Required work: Output an exact reproduction of the data.

Interface dataset entries
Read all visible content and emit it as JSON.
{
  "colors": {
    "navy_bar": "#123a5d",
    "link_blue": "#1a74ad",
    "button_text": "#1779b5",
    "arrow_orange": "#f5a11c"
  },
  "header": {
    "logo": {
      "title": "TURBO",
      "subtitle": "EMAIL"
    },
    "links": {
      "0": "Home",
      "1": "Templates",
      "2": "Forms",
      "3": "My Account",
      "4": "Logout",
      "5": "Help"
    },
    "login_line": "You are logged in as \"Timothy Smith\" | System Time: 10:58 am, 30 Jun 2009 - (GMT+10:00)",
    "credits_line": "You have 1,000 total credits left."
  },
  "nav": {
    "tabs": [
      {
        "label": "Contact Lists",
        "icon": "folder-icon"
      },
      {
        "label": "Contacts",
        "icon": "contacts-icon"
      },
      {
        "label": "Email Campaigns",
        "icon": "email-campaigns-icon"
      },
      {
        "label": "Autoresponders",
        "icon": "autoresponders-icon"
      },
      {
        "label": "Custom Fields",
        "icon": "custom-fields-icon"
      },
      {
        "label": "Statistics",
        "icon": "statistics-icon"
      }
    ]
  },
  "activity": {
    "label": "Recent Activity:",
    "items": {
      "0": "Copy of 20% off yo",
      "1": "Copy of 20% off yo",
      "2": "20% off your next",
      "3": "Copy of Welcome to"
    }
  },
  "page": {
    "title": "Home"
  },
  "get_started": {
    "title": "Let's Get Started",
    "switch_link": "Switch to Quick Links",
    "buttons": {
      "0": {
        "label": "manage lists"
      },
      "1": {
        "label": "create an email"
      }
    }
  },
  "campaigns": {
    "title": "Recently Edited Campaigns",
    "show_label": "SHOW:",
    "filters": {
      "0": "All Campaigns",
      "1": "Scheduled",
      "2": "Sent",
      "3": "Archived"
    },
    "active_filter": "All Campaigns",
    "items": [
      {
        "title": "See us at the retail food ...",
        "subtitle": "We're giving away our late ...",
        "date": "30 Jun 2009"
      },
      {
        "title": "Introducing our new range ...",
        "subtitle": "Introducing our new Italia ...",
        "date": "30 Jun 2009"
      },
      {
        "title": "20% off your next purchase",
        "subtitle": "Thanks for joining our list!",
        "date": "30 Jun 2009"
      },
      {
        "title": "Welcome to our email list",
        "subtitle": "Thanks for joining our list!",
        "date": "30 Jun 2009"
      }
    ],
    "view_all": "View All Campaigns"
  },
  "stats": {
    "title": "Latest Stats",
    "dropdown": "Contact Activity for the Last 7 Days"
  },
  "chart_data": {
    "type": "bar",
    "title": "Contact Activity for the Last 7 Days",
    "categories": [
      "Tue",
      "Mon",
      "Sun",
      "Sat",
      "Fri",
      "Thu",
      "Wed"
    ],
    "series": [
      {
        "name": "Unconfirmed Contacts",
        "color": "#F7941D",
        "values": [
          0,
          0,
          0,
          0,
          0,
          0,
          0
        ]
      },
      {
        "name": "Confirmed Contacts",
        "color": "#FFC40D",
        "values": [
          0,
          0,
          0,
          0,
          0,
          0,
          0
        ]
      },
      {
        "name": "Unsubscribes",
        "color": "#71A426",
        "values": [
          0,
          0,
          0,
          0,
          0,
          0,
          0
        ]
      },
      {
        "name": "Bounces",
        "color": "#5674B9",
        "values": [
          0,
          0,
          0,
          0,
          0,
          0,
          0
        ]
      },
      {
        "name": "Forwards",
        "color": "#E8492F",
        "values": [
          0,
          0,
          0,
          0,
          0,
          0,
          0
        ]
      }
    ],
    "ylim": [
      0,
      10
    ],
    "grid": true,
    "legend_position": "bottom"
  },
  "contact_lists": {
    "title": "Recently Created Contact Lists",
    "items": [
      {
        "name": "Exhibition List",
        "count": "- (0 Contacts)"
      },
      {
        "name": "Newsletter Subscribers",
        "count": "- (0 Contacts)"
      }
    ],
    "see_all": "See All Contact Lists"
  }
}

Your solution:
Read all visible content and emit it as JSON.
{
  "colors": {
    "navy_bar": "#123a5d",
    "link_blue": "#1a74ad",
    "button_text": "#1779b5",
    "arrow_orange": "#f5a11c"
  },
  "header": {
    "logo": {
      "title": "TURBO",
      "subtitle": "EMAIL"
    },
    "links": {
      "0": "Home",
      "1": "Templates",
      "2": "Forms",
      "3": "My Account",
      "4": "Logout",
      "5": "Help"
    },
    "login_line": "You are logged in as \"Timothy Smith\" | System Time: 10:58 am, 30 Jun 2009 - (GMT+10:00)",
    "credits_line": "You have 1,000 total credits left."
  },
  "nav": {
    "tabs": [
      {
        "label": "Contact Lists",
        "icon": "folder-icon"
      },
      {
        "label": "Contacts",
        "icon": "contacts-icon"
      },
      {
        "label": "Email Campaigns",
        "icon": "email-campaigns-icon"
      },
      {
        "label": "Autoresponders",
        "icon": "autoresponders-icon"
      },
      {
        "label": "Custom Fields",
        "icon": "custom-fields-icon"
      },
      {
        "label": "Statistics",
        "icon": "statistics-icon"
      }
    ]
  },
  "activity": {
    "label": "Recent Activity:",
    "items": {
      "0": "Copy of 20% off yo",
      "1": "Copy of 20% off yo",
      "2": "20% off your next",
      "3": "Copy of Welcome to"
    }
  },
  "page": {
    "title": "Home"
  },
  "get_started": {
    "title": "Let's Get Started",
    "switch_link": "Switch to Quick Links",
    "buttons": {
      "0": {
        "label": "manage lists"
      },
      "1": {
        "label": "create an email"
      }
    }
  },
  "campaigns": {
    "title": "Recently Edited Campaigns",
    "show_label": "SHOW:",
    "filters": {
      "0": "All Campaigns",
      "1": "Scheduled",
      "2": "Sent",
      "3": "Archived"
    },
    "active_filter": "All Campaigns",
    "items": [
      {
        "title": "See us at the retail food ...",
        "subtitle": "We're giving away our late ...",
        "date": "30 Jun 2009"
      },
      {
        "title": "Introducing our new range ...",
        "subtitle": "Introducing our new Italia ...",
        "date": "30 Jun 2009"
      },
      {
        "title": "20% off your next purchase",
        "subtitle": "Thanks for joining our list!",
        "date": "30 Jun 2009"
      },
      {
        "title": "Welcome to our email list",
        "subtitle": "Thanks for joining our list!",
        "date": "30 Jun 2009"
      }
    ],
    "view_all": "View All Campaigns"
  },
  "stats": {
    "title": "Latest Stats",
    "dropdown": "Contact Activity for the Last 7 Days"
  },
  "chart_data": {
    "type": "bar",
    "title": "Contact Activity for the Last 7 Days",
    "categories": [
      "Tue",
      "Mon",
      "Sun",
      "Sat",
      "Fri",
      "Thu",
      "Wed"
    ],
    "series": [
      {
        "name": "Unconfirmed Contacts",
        "color": "#F7941D",
        "values": [
          0,
          0,
          0,
          0,
          0,
          0,
          0
        ]
      },
      {
        "name": "Confirmed Contacts",
        "color": "#FFC40D",
        "values": [
          0,
          0,
          0,
          0,
          0,
          0,
          0
        ]
      },
      {
        "name": "Unsubscribes",
        "color": "#71A426",
        "values": [
          0,
          0,
          0,
          0,
          0,
          0,
          0
        ]
      },
      {
        "name": "Bounces",
        "color": "#5674B9",
        "values": [
          0,
          0,
          0,
          0,
          0,
          0,
          0
        ]
      },
      {
        "name": "Forwards",
        "color": "#E8492F",
        "values": [
          0,
          0,
          0,
          0,
          0,
          0,
          0
        ]
      }
    ],
    "ylim": [
      0,
      10
    ],
    "grid": true,
    "legend_position": "bottom"
  },
  "contact_lists": {
    "title": "Recently Created Contact Lists",
    "items": [
      {
        "name": "Exhibition List",
        "count": "- (0 Contacts)"
      },
      {
        "name": "Newsletter Subscribers",
        "count": "- (0 Contacts)"
      }
    ],
    "see_all": "See All Contact Lists"
  }
}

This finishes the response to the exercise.